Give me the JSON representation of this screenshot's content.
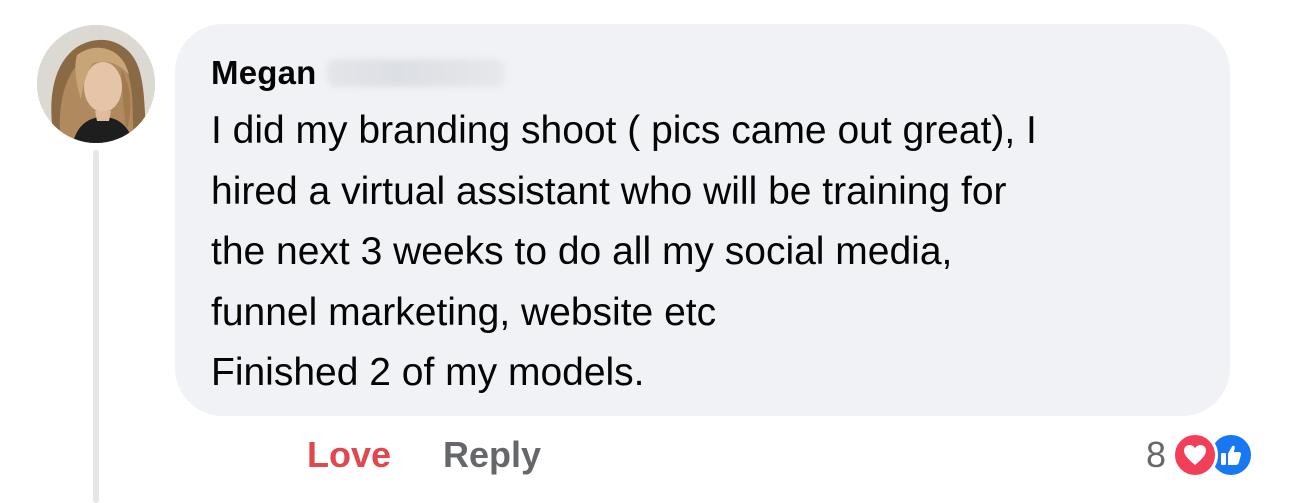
{
  "comment": {
    "author": {
      "first_name": "Megan",
      "surname_redacted": true,
      "avatar_icon": "profile-photo-avatar"
    },
    "lines": [
      "I did my branding shoot ( pics came out great), I",
      "hired a virtual assistant who will be training for",
      "the next 3 weeks to do all my social media,",
      "funnel marketing, website etc",
      "Finished 2 of my models."
    ],
    "actions": {
      "love_label": "Love",
      "reply_label": "Reply"
    },
    "reactions": {
      "count": "8",
      "types": [
        "heart-icon",
        "thumbs-up-icon"
      ]
    }
  },
  "colors": {
    "bubble_bg": "#f0f2f5",
    "love_active": "#e0474f",
    "secondary_text": "#65676b",
    "heart_reaction": "#f33e58",
    "like_reaction": "#1877f2"
  }
}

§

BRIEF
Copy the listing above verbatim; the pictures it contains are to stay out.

EXPECTED OUTPUT
Give me the JSON representation of this screenshot's content.
{
  "comment": {
    "author": {
      "first_name": "Megan",
      "surname_redacted": true,
      "avatar_icon": "profile-photo-avatar"
    },
    "lines": [
      "I did my branding shoot ( pics came out great), I",
      "hired a virtual assistant who will be training for",
      "the next 3 weeks to do all my social media,",
      "funnel marketing, website etc",
      "Finished 2 of my models."
    ],
    "actions": {
      "love_label": "Love",
      "reply_label": "Reply"
    },
    "reactions": {
      "count": "8",
      "types": [
        "heart-icon",
        "thumbs-up-icon"
      ]
    }
  },
  "colors": {
    "bubble_bg": "#f0f2f5",
    "love_active": "#e0474f",
    "secondary_text": "#65676b",
    "heart_reaction": "#f33e58",
    "like_reaction": "#1877f2"
  }
}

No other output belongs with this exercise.